▶ _Work item_
Give the data below again exactly as written, but without the pictures.

Dataset rows describing interfaces
####################

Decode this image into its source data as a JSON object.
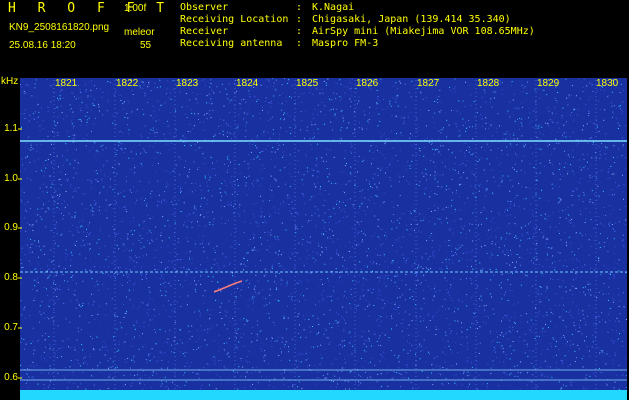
{
  "header": {
    "brand": "H R O F F T",
    "version": "1.00f",
    "filename": "KN9_2508161820.png",
    "datetime": "25.08.16 18:20",
    "mode_label": "meleor",
    "count": "55",
    "observer_label": "Observer",
    "observer_value": "K.Nagai",
    "location_label": "Receiving Location",
    "location_value": "Chigasaki, Japan (139.414 35.340)",
    "receiver_label": "Receiver",
    "receiver_value": "AirSpy mini (Miakejima VOR 108.65MHz)",
    "antenna_label": "Receiving antenna",
    "antenna_value": "Maspro FM-3",
    "colon": ":"
  },
  "axes": {
    "y_unit": "kHz",
    "y_ticks": [
      "1.1",
      "1.0",
      "0.9",
      "0.8",
      "0.7",
      "0.6"
    ],
    "time_ticks": [
      "1821",
      "1822",
      "1823",
      "1824",
      "1825",
      "1826",
      "1827",
      "1828",
      "1829",
      "1830"
    ]
  },
  "colors": {
    "label": "#ffff00",
    "background_noise": "#1a2fa8",
    "signal": "#7fd6ff",
    "bottom_band": "#22d8ff",
    "meteor": "#ff7070"
  }
}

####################

▶ _Task response_
Decode this image into its source data as a JSON object.
{
  "header": {
    "brand": "H R O F F T",
    "version": "1.00f",
    "filename": "KN9_2508161820.png",
    "datetime": "25.08.16 18:20",
    "mode_label": "meleor",
    "count": "55",
    "observer_label": "Observer",
    "observer_value": "K.Nagai",
    "location_label": "Receiving Location",
    "location_value": "Chigasaki, Japan (139.414 35.340)",
    "receiver_label": "Receiver",
    "receiver_value": "AirSpy mini (Miakejima VOR 108.65MHz)",
    "antenna_label": "Receiving antenna",
    "antenna_value": "Maspro FM-3",
    "colon": ":"
  },
  "axes": {
    "y_unit": "kHz",
    "y_ticks": [
      "1.1",
      "1.0",
      "0.9",
      "0.8",
      "0.7",
      "0.6"
    ],
    "time_ticks": [
      "1821",
      "1822",
      "1823",
      "1824",
      "1825",
      "1826",
      "1827",
      "1828",
      "1829",
      "1830"
    ]
  },
  "colors": {
    "label": "#ffff00",
    "background_noise": "#1a2fa8",
    "signal": "#7fd6ff",
    "bottom_band": "#22d8ff",
    "meteor": "#ff7070"
  }
}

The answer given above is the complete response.